Use of modern contraceptive methods was high in this population with 52% using nonbarrier methods and 17.5% using male or female condoms (). Only 25% of women reported regular monthly menses, perhaps related to the relatively high proportion of women on hormonal contraception, either injectable (37%) or oral contraceptives (12%).
Baseline Contraception and Vaginal Practices, N=200
Vaginal washing after sex was common with 73% of the women reporting vaginal washing after each sex act and 100% washing at least once daily. Soap and water were most commonly used, but lemon and salt/salt water were also mentioned along with a variety of other agents such as tea leaves, soda, and herbs. Cleaning and preparing for the next client were the most common reason for vaginal washing, however, astringents such as lemon and salt were felt to dry and tighten the vagina as well as kill germs. Lubricant use during sex was reported by about one-third of participants. All lubricant products mentioned contained mineral oil or other products known to degrade latex condoms.
Several HIV risk behaviors declined significantly during the 6-month follow-up period, including the average number of regular partners, 6 vs. 5, p<0.01, the average number of casual partners, 5 vs. 4, p<0.01, and alcohol use 55% (94/71) vs. 49% (86/171), p<0.05. However, the proportion of volunteers reporting unprotected vaginal and anal sex did not change.
Vaginal discharge and abdominal pain were reported by about half of the women at baseline. Clinical pelvic inflammatory disease, defined as lower abdominal tenderness on palpation, cervical motion tenderness, and adnexal tenderness on examination with no other established cause, was diagnosed in 7.2% of women. shows the prevalence of common STI, vaginitis, and genital symptoms at enrollment and month 6. As expected, vaginitis was common, with 38.0% of women diagnosed with bacterial vaginosis, 9.0% with trichomoniasis, and 7.0% with vaginal candidiasis. Gonorrhea and chlamydia diagnoses were lower than expected, 6.0% and 5.5%. Active genital ulcer disease was uncommon despite an HSV-2 seroprevalence of 72%. All STI and vaginitis rates declined on follow-up at month 6.
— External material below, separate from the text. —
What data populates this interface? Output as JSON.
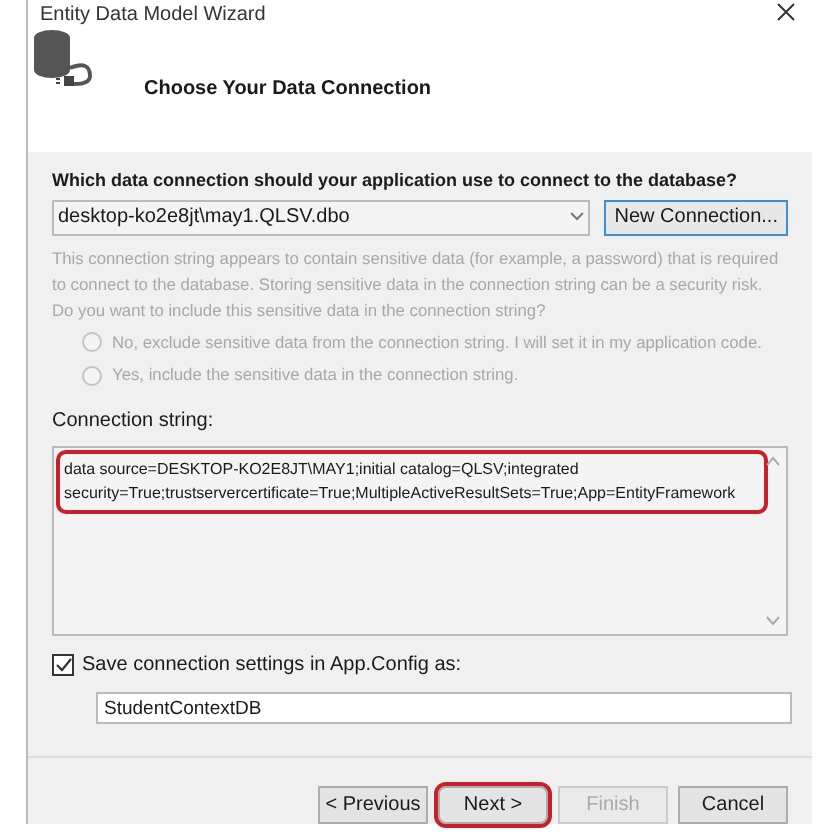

Prevalence of STIs, Vaginitis, and Genital Symptoms at Baseline and Month 6
In multivariate analyses, diagnosis of chlamydia, gonorrhea, trichomoniasis, or syphilis at baseline was strongly associated with alcohol use (aOR=3.35, 95% CI 1.56, 7.23, p=0.002) and reporting never having anal sex with casual partners (aOR=3.32, 95% CI 1.29–8.55, p=0.013). Chlamydia was strongly associated with age ≤22 (aOR=7.75, 95% CI 1.94–30.88, p=0.004) and any lubricant use (aOR=3.6, 95% CI 0.96–13.14, p=0.057). Trichomoniasis was associated with having more than two dependents (aOR=2.90, 95% CI 1.05–8.00, p=0.04) and reporting never using a condom for vaginal sex with a casual partner (aOR=4.84, 95% CI 1.45–16.15, p=0.01). Reduced risk for HSV-2 Ab seropositivity was associated with age ≤22 (aOR=0.49, 95% CI 0.24–1.0, p=0.05)). Reduced risk for bacterial vaginosis was associated with having anal sex with regular partners (aOR=0.53, 95% CI 0.28–0.99, p=0.045). No significant associations were found for gonorrhea or syphilis.
Five new HIV infections occurred during follow-up (89.3 person years of follow-up). HIV incidence was calculated at 5.6 per 100 person-years (95% CI 1.62, 11.67). HIV incidence was not clearly associated with any demographic, genital behavior, or risk behavior in univariate or multivariate analyses ().
Association Between Incident HIV and Demographic/Behavioral Characteristics or Prevalent STI/Vaginitis
Retention was 93% at 1 month and 86% after 6 months of follow-up. Seasonal migration back to rural hometowns and pregnancy accounted for the majority of loss to follow-up. Thirteen pregnancies occurred during follow-up for an annual pregnancy rate of 14.2 per 1000 women.